━━━ Records shown

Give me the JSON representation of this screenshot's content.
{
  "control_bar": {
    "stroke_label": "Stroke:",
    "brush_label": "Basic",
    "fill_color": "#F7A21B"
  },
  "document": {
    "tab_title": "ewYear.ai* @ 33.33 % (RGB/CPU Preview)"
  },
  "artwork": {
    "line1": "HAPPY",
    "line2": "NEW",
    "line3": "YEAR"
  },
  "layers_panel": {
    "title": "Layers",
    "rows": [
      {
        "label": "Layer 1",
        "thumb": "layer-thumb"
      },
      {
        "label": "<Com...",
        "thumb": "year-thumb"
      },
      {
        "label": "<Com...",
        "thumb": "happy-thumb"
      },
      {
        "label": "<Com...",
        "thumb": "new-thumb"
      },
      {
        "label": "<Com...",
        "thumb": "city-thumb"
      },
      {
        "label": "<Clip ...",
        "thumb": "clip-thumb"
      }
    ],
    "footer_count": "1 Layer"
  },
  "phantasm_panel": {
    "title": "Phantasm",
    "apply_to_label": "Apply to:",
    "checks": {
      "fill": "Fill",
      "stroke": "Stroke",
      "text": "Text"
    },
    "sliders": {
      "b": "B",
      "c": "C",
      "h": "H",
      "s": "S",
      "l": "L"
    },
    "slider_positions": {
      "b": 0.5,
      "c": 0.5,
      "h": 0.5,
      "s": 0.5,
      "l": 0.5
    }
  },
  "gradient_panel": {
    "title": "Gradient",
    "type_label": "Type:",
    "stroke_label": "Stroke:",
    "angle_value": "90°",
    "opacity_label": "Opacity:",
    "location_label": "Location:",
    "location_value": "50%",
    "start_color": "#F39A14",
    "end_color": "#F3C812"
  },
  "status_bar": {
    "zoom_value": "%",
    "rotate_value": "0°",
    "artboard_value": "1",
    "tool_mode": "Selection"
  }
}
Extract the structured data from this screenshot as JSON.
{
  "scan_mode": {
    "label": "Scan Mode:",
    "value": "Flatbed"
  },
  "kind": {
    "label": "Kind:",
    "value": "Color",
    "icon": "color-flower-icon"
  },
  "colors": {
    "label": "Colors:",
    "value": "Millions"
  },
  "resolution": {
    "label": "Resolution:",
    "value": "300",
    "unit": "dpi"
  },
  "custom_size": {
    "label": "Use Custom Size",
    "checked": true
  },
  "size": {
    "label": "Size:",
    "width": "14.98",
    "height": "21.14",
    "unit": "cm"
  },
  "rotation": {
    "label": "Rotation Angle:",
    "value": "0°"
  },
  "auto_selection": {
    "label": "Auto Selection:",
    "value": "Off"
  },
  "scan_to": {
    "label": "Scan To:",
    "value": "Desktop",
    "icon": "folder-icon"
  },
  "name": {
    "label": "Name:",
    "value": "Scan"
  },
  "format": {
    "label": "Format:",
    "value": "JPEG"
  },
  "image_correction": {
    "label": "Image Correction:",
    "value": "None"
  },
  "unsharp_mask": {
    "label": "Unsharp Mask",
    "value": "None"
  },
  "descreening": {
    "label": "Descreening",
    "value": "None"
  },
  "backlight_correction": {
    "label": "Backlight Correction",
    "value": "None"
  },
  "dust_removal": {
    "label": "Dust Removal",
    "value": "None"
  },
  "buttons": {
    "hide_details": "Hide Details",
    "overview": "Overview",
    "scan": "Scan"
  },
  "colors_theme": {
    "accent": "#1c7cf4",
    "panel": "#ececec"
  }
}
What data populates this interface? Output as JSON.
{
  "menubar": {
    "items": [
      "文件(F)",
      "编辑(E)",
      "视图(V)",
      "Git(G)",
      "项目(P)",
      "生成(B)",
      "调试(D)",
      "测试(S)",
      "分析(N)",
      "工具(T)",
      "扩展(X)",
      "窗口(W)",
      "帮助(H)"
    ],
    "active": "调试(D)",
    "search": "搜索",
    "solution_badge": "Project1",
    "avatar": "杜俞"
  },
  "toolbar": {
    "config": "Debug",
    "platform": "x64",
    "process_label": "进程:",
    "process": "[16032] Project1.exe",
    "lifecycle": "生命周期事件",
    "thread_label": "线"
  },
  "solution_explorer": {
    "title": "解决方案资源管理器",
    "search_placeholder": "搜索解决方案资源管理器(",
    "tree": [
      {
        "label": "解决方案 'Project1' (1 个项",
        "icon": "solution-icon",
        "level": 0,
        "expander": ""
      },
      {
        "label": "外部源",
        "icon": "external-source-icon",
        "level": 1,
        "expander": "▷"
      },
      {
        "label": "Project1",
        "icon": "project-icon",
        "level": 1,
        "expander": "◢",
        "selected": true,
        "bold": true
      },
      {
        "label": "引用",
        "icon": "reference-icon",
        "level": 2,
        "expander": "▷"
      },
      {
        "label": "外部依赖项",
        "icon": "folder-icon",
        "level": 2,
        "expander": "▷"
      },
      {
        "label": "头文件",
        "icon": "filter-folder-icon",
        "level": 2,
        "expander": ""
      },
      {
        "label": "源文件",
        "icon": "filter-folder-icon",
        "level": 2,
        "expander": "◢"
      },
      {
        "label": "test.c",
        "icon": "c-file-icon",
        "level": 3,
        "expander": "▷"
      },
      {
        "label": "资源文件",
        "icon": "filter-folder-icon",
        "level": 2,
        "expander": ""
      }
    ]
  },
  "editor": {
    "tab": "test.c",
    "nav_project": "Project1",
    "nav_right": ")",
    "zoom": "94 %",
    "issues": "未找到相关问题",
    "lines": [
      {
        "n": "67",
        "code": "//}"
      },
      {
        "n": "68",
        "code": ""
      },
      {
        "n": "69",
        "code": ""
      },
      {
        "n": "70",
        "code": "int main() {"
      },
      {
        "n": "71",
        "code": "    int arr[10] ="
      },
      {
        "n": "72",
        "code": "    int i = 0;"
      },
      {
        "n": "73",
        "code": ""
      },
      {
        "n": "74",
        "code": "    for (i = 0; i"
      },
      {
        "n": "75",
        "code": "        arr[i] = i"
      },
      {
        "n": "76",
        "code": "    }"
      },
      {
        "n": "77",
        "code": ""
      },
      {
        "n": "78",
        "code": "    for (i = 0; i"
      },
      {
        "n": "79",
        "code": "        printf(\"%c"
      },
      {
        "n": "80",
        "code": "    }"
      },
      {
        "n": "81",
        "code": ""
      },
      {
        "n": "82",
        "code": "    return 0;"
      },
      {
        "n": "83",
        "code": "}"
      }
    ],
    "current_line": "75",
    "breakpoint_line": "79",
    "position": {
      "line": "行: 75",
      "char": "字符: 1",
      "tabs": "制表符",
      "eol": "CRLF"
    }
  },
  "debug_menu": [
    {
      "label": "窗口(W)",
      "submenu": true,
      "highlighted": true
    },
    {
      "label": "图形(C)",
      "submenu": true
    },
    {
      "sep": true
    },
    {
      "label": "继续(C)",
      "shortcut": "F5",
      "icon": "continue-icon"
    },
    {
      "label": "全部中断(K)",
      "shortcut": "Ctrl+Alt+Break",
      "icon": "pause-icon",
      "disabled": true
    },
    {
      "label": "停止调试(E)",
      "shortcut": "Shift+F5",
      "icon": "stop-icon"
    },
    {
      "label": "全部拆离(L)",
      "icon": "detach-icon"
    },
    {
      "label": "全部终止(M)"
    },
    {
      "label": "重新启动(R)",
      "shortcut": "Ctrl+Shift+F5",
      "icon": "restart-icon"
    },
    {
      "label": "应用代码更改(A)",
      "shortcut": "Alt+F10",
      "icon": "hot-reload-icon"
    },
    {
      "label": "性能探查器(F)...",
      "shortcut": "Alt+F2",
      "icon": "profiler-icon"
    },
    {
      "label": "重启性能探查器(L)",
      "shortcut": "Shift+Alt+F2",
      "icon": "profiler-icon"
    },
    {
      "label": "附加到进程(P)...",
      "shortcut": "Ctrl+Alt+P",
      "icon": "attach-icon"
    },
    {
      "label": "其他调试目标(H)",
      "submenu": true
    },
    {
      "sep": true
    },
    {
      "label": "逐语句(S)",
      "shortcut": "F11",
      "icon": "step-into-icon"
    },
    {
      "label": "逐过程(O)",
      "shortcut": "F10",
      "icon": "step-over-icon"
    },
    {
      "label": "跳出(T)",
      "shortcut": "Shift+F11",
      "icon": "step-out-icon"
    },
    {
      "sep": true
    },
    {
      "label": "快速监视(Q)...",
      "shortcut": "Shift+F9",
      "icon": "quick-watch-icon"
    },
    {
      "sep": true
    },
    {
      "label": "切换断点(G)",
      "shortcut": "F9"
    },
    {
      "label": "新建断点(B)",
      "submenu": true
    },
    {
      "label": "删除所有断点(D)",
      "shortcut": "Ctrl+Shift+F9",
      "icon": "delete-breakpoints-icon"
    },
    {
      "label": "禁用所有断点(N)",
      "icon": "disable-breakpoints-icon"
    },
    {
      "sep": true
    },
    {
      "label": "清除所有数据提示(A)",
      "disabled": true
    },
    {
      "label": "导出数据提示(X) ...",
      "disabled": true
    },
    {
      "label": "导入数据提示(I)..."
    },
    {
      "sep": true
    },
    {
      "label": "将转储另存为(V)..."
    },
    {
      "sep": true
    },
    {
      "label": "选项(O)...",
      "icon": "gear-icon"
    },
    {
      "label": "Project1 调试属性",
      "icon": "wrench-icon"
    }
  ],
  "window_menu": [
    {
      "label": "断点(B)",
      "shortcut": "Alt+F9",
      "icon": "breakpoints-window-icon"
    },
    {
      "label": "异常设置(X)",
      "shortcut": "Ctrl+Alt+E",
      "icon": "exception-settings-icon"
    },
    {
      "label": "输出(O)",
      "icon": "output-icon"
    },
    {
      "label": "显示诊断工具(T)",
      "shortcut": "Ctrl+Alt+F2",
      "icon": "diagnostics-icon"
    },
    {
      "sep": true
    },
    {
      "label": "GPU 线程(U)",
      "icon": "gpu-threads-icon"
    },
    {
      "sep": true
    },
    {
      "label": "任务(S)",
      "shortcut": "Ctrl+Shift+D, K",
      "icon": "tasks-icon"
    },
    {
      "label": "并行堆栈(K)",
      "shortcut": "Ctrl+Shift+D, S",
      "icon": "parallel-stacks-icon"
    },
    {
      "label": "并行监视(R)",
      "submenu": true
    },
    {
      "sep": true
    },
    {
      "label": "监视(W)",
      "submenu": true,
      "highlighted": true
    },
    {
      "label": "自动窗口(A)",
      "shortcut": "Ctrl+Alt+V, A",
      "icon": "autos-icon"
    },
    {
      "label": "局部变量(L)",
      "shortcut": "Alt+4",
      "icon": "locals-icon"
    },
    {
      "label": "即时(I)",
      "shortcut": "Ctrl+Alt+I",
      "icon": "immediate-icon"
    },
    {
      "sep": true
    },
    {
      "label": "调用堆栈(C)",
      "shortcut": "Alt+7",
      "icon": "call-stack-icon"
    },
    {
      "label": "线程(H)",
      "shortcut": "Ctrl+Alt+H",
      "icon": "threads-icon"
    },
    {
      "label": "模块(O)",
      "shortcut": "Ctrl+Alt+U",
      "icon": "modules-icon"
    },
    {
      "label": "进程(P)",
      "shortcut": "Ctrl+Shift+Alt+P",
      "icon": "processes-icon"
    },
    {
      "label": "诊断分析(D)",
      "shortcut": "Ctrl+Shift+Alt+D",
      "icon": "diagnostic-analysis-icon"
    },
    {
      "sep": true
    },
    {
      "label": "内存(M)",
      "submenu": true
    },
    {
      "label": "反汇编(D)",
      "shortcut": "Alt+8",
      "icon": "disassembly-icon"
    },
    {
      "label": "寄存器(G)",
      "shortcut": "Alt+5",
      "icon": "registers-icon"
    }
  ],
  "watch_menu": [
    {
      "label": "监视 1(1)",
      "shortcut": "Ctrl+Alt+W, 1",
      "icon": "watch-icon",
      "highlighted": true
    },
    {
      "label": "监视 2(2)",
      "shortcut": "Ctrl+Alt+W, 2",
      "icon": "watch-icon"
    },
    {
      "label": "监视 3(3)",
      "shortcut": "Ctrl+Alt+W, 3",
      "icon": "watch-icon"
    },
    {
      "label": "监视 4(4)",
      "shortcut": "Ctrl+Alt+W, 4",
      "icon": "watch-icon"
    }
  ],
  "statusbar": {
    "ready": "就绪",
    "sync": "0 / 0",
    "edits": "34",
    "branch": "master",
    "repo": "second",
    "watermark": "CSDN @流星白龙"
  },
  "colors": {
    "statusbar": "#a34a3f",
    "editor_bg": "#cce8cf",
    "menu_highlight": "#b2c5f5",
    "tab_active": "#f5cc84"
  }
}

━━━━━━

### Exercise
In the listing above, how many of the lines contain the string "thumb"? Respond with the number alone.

### Answer space
6